Without a new sensor, engine, lens, or body to show off, the x100t is largely the same 16-megapixel APS-C sensor camera, with its wonderful 23mm f/2 prime lens found in the x100 and x100s. If you were hoping for some sort of evolution in performance or image quality, this is not the upgrade you are looking for. Instead, the x100t contains some subtle cosmetic re-tooling, a few control tweaks, and new addition to the hybrid optical/electronic viewfinder. Here’s what’s new:

The coolest feature is the Digital Rangefinder, which is better way to manually focus while using the x100t’s optical viewfinder. Essentially this means that the split-image focus aid that was found on the x100s and other X-series’ electronic viewfinders now appears as an overlay while looking through the optical viewfinder. This makes the camera feel more like a traditional rangefinder in manual focus mode.

There are other minor improvements to the viewfinder experience in the x100t, such as real-time parallax correction and 92 per cent frame coverage, up from 90 per cent on the x100. The 3-inch LCD display also has more resolution with 1.04 million dots, up from 460 thousand. Whoopee. Turning the camera over, the X100t features a re-tooled rear control scheme. The little command lever at the top of the rear panel is now a dial. The larger rear control wheel is gone in place of a 4-way directional pad. The buttons are re-shaped and spread out a bit as well. As with most control schemes, some will love the changes and some will miss the old style. Some improvements that should be welcome by all are the expanded exposure compensation dial which now goes up to ±3 EV (up from ±2 EV), and an aperture ring that now moves in 1/3 stop increments as opposed to full-stop increments.

So it looks like Fujifilm doesn’t actually have any amazing new tech to show off this year. They have been coasting by on their wonderful X-Trans II sensor for a couple of years now, and as much as we love their cameras’ high quality and seductive design, it will be a joyous occasion to actually see a new Fujifilm camera that is more than just a new letter and a handful of minor new features.

The x100t will come in black and silver as before, and will come in at $US1300 in mid-November.

Speaking of colour-schemes, Fujifilm’s much-heralded X-T1 mirrorless camera is getting the silver treatment with a newly styled version called Graphite Silver. Minor upgrades include a new electronic shutter with a max speed of 1/3200, and a Natural Live View mode that is supposed to mimic the look of an optical viewfinder when looking through the EVF. It will be priced at the same $US1500 as the black version and will be available in late November.

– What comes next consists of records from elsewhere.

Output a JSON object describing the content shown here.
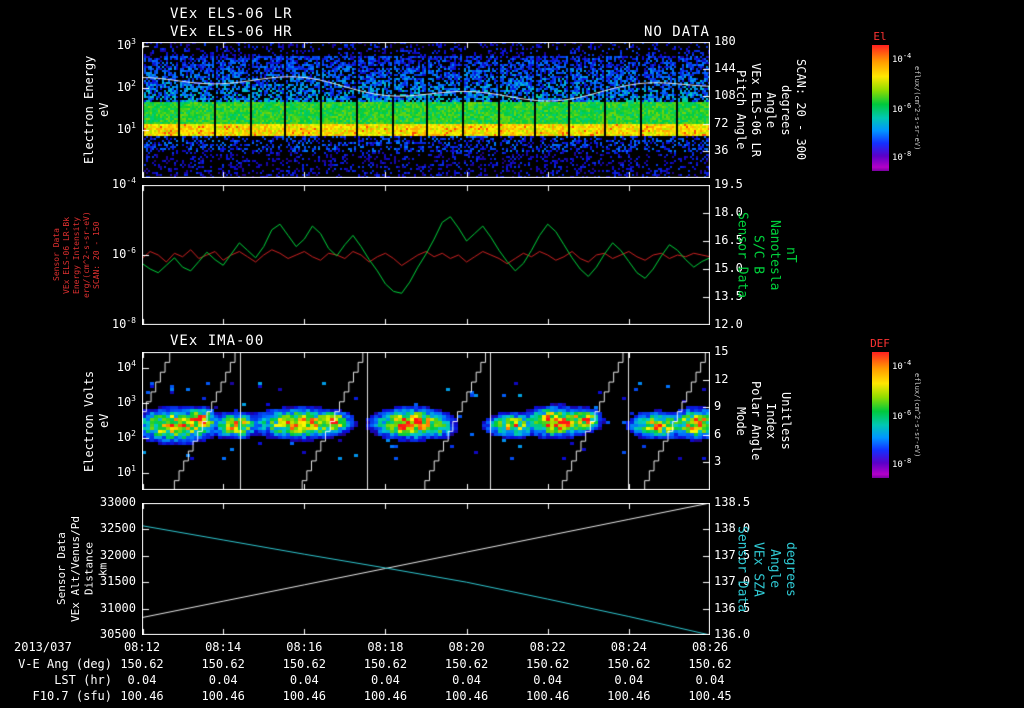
{
  "header": {
    "no_data_label": "NO DATA"
  },
  "colors": {
    "background": "#000000",
    "foreground": "#ffffff",
    "red_label": "#e03030",
    "green_label": "#00d23c",
    "cyan_label": "#2fc8d2",
    "colorbar_title": "#ff3333"
  },
  "time_axis": {
    "date_label": "2013/037",
    "ticks": [
      "08:12",
      "08:14",
      "08:16",
      "08:18",
      "08:20",
      "08:22",
      "08:24",
      "08:26"
    ]
  },
  "table": {
    "rows": [
      {
        "label": "V-E Ang (deg)",
        "values": [
          "150.62",
          "150.62",
          "150.62",
          "150.62",
          "150.62",
          "150.62",
          "150.62",
          "150.62"
        ]
      },
      {
        "label": "LST (hr)",
        "values": [
          "0.04",
          "0.04",
          "0.04",
          "0.04",
          "0.04",
          "0.04",
          "0.04",
          "0.04"
        ]
      },
      {
        "label": "F10.7 (sfu)",
        "values": [
          "100.46",
          "100.46",
          "100.46",
          "100.46",
          "100.46",
          "100.46",
          "100.46",
          "100.45"
        ]
      }
    ]
  },
  "colorbars": [
    {
      "title": "El",
      "tick_labels": [
        "10^-4",
        "10^-6",
        "10^-8"
      ],
      "units": "eflux/(cm^2-s-sr-eV)"
    },
    {
      "title": "DEF",
      "tick_labels": [
        "10^-4",
        "10^-6",
        "10^-8"
      ],
      "units": "eflux/(cm^2-s-sr-eV)"
    }
  ],
  "chart_data": [
    {
      "type": "heatmap",
      "title_lines": [
        "VEx ELS-06 LR",
        "VEx ELS-06 HR"
      ],
      "left_axis": {
        "label_lines": [
          "Electron Energy",
          "eV"
        ],
        "color": "#ffffff",
        "scale": "log",
        "tick_labels": [
          "10^3",
          "10^2",
          "10^1"
        ],
        "tick_values": [
          3,
          2,
          1
        ],
        "min": -0.15,
        "max": 3.1
      },
      "right_axis": {
        "label_lines": [
          "Pitch Angle",
          "VEx ELS-06 LR",
          "Angle",
          "degrees",
          "SCAN: 20 - 300"
        ],
        "color": "#ffffff",
        "tick_labels": [
          "180",
          "144",
          "108",
          "72",
          "36"
        ],
        "tick_values": [
          180,
          144,
          108,
          72,
          36
        ],
        "min": 0,
        "max": 180
      },
      "heatmap": {
        "description": "electron spectrogram: bright yellow band near 10 eV, green band 15-45 eV, blue speckle 45-560 eV, periodic vertical data gaps",
        "bands": [
          {
            "log_e": [
              0.85,
              1.15
            ],
            "level": 0.78,
            "fill": 1
          },
          {
            "log_e": [
              1.15,
              1.65
            ],
            "level": 0.55,
            "fill": 1
          },
          {
            "log_e": [
              1.65,
              2.75
            ],
            "level": 0.34,
            "level_top": 0.2,
            "fill": 0.62
          },
          {
            "log_e": [
              2.75,
              3.1
            ],
            "level": 0.16,
            "fill": 0.22
          },
          {
            "log_e": [
              0.45,
              0.85
            ],
            "level": 0.22,
            "fill": 0.4
          },
          {
            "log_e": [
              -0.15,
              0.45
            ],
            "level": 0.15,
            "fill": 0.25
          }
        ],
        "gap_count": 16,
        "overlay_line_log_e": 2.0
      }
    },
    {
      "type": "line",
      "left_axis": {
        "label_lines": [
          "Sensor Data",
          "VEx ELS-06 LR-Bk",
          "Energy Intensity",
          "erg/(cm^2-s-sr-eV)",
          "SCAN: 20 - 150"
        ],
        "color": "#e03030",
        "scale": "log",
        "tick_labels": [
          "10^-4",
          "10^-6",
          "10^-8"
        ],
        "tick_values": [
          -4,
          -6,
          -8
        ],
        "min": -8,
        "max": -4
      },
      "right_axis": {
        "label_lines": [
          "Sensor Data",
          "S/C B",
          "Nanotesla",
          "nT"
        ],
        "color": "#00d23c",
        "tick_labels": [
          "19.5",
          "18.0",
          "16.5",
          "15.0",
          "13.5",
          "12.0"
        ],
        "tick_values": [
          19.5,
          18,
          16.5,
          15,
          13.5,
          12
        ],
        "min": 12,
        "max": 19.5
      },
      "series": [
        {
          "name": "ELS-06 LR-Bk energy intensity (log10)",
          "axis": "left",
          "color": "#cc2222",
          "values": [
            -6.1,
            -5.9,
            -6.0,
            -6.2,
            -5.95,
            -6.05,
            -5.85,
            -6.1,
            -6.0,
            -5.9,
            -6.15,
            -6.0,
            -5.9,
            -6.05,
            -6.2,
            -6.0,
            -5.85,
            -5.95,
            -6.1,
            -6.0,
            -5.9,
            -6.05,
            -6.15,
            -5.95,
            -6.0,
            -6.1,
            -5.9,
            -6.0,
            -6.2,
            -6.05,
            -5.95,
            -6.1,
            -6.3,
            -6.15,
            -6.0,
            -5.9,
            -6.05,
            -5.95,
            -6.1,
            -6.0,
            -6.2,
            -6.05,
            -5.9,
            -6.0,
            -6.1,
            -6.25,
            -6.1,
            -5.95,
            -6.05,
            -5.9,
            -6.0,
            -6.15,
            -6.05,
            -5.9,
            -6.1,
            -6.2,
            -6.0,
            -5.95,
            -6.1,
            -6.0,
            -5.9,
            -6.05,
            -6.15,
            -6.0,
            -5.95,
            -6.1,
            -6.0,
            -6.05,
            -5.95,
            -6.0,
            -6.05
          ]
        },
        {
          "name": "S/C B field magnitude (nT)",
          "axis": "right",
          "color": "#00d23c",
          "values": [
            15.3,
            15.0,
            14.8,
            15.2,
            15.6,
            15.1,
            14.9,
            15.4,
            15.9,
            15.5,
            15.2,
            15.8,
            16.4,
            16.0,
            15.6,
            16.2,
            17.1,
            17.4,
            16.8,
            16.2,
            16.6,
            17.3,
            16.9,
            16.1,
            15.7,
            16.3,
            16.8,
            16.2,
            15.5,
            14.9,
            14.2,
            13.8,
            13.7,
            14.3,
            15.1,
            15.8,
            16.6,
            17.5,
            17.8,
            17.2,
            16.5,
            16.9,
            17.3,
            16.7,
            16.0,
            15.4,
            14.9,
            15.3,
            16.0,
            16.8,
            17.4,
            17.0,
            16.3,
            15.6,
            15.0,
            14.6,
            15.1,
            15.8,
            16.4,
            16.0,
            15.4,
            14.8,
            14.5,
            15.0,
            15.7,
            16.3,
            16.0,
            15.5,
            15.1,
            15.4,
            15.6
          ]
        }
      ]
    },
    {
      "type": "heatmap",
      "title": "VEx IMA-00",
      "left_axis": {
        "label_lines": [
          "Electron Volts",
          "eV"
        ],
        "color": "#ffffff",
        "scale": "log",
        "tick_labels": [
          "10^4",
          "10^3",
          "10^2",
          "10^1"
        ],
        "tick_values": [
          4,
          3,
          2,
          1
        ],
        "min": 0.5,
        "max": 4.45
      },
      "right_axis": {
        "label_lines": [
          "Mode",
          "Polar Angle",
          "Index",
          "Unitless"
        ],
        "color": "#ffffff",
        "tick_labels": [
          "15",
          "12",
          "9",
          "6",
          "3"
        ],
        "tick_values": [
          15,
          12,
          9,
          6,
          3
        ],
        "min": 0,
        "max": 15
      },
      "heatmap": {
        "description": "ion spectrogram: periodic ion blobs 100-600 eV with red/yellow cores, white elevation staircase lines and scan boundary lines",
        "blobs": [
          {
            "t": 0.06,
            "e": 2.35,
            "st": 0.045,
            "se": 0.28,
            "a": 0.85
          },
          {
            "t": 0.1,
            "e": 2.5,
            "st": 0.02,
            "se": 0.2,
            "a": 0.95
          },
          {
            "t": 0.165,
            "e": 2.35,
            "st": 0.025,
            "se": 0.22,
            "a": 0.8
          },
          {
            "t": 0.28,
            "e": 2.4,
            "st": 0.05,
            "se": 0.25,
            "a": 0.85
          },
          {
            "t": 0.335,
            "e": 2.45,
            "st": 0.02,
            "se": 0.18,
            "a": 0.9
          },
          {
            "t": 0.475,
            "e": 2.4,
            "st": 0.04,
            "se": 0.25,
            "a": 0.95
          },
          {
            "t": 0.52,
            "e": 2.3,
            "st": 0.02,
            "se": 0.2,
            "a": 0.6
          },
          {
            "t": 0.655,
            "e": 2.35,
            "st": 0.03,
            "se": 0.2,
            "a": 0.75
          },
          {
            "t": 0.73,
            "e": 2.45,
            "st": 0.035,
            "se": 0.25,
            "a": 0.95
          },
          {
            "t": 0.775,
            "e": 2.5,
            "st": 0.02,
            "se": 0.2,
            "a": 0.85
          },
          {
            "t": 0.91,
            "e": 2.35,
            "st": 0.03,
            "se": 0.22,
            "a": 0.8
          },
          {
            "t": 0.975,
            "e": 2.4,
            "st": 0.025,
            "se": 0.25,
            "a": 0.9
          }
        ],
        "vlines": [
          0.172,
          0.397,
          0.613,
          0.855
        ],
        "stair_ends": [
          0.057,
          0.172,
          0.397,
          0.613,
          0.855,
          1.0
        ],
        "staircase": {
          "steps": 14,
          "span": 0.115
        }
      }
    },
    {
      "type": "line",
      "left_axis": {
        "label_lines": [
          "Sensor Data",
          "VEx Alt/Venus/Pd",
          "Distance",
          "km"
        ],
        "color": "#ffffff",
        "tick_labels": [
          "33000",
          "32500",
          "32000",
          "31500",
          "31000",
          "30500"
        ],
        "tick_values": [
          33000,
          32500,
          32000,
          31500,
          31000,
          30500
        ],
        "min": 30500,
        "max": 33000
      },
      "right_axis": {
        "label_lines": [
          "Sensor Data",
          "VEx SZA",
          "Angle",
          "degrees"
        ],
        "color": "#2fc8d2",
        "tick_labels": [
          "138.5",
          "138.0",
          "137.5",
          "137.0",
          "136.5",
          "136.0"
        ],
        "tick_values": [
          138.5,
          138,
          137.5,
          137,
          136.5,
          136
        ],
        "min": 136,
        "max": 138.5
      },
      "series": [
        {
          "name": "VEx altitude above Venus (km)",
          "axis": "left",
          "color": "#e8e8e8",
          "values": [
            30830,
            31140,
            31450,
            31760,
            32070,
            32380,
            32690,
            33000
          ]
        },
        {
          "name": "VEx solar zenith angle (deg)",
          "axis": "right",
          "color": "#2fc8d2",
          "values": [
            138.07,
            137.8,
            137.53,
            137.27,
            137.0,
            136.68,
            136.35,
            136.0
          ]
        }
      ]
    }
  ]
}
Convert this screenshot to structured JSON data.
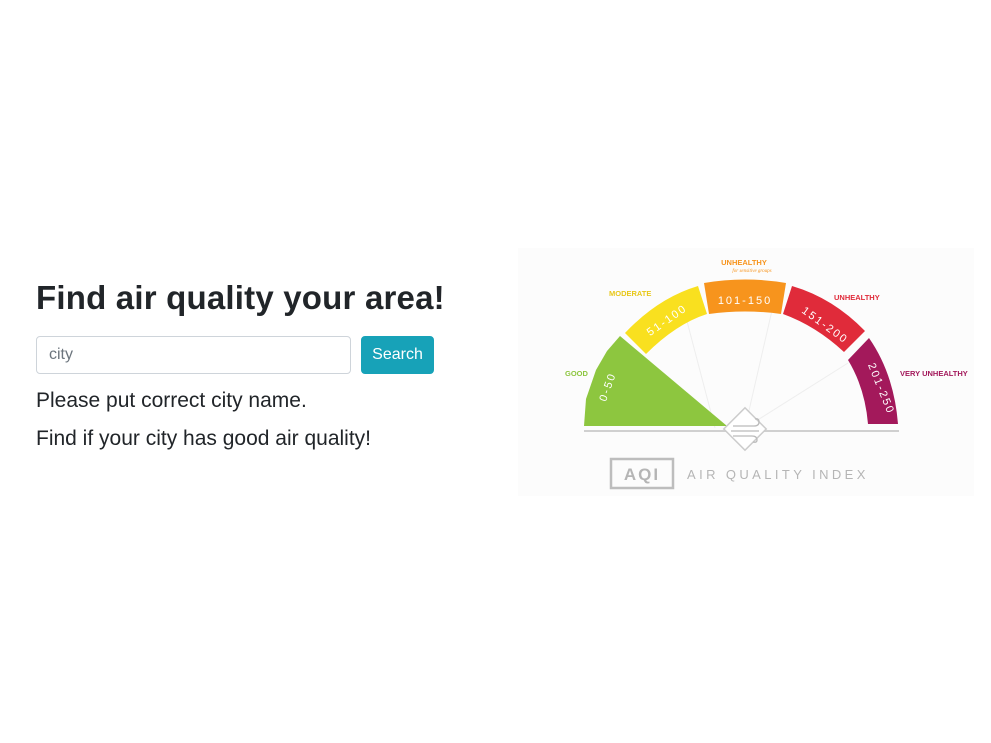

Last on Fujifilm’s docket is a new 50-140mm f/2.8 optically stabilised lens. This bad-boy provides what should be a super high quality option for those looking to shoot telephoto. With this range and a constant aperture, Fujifilm’s X-mount lens line is becoming one of the most complete and appealing systems on the market. The 50-140mm f/2.8 will run for a cool $US1600 and should drop in December.

Australian pricing is yet to be announced, although we can expect them to drop around the same time s they do in the US.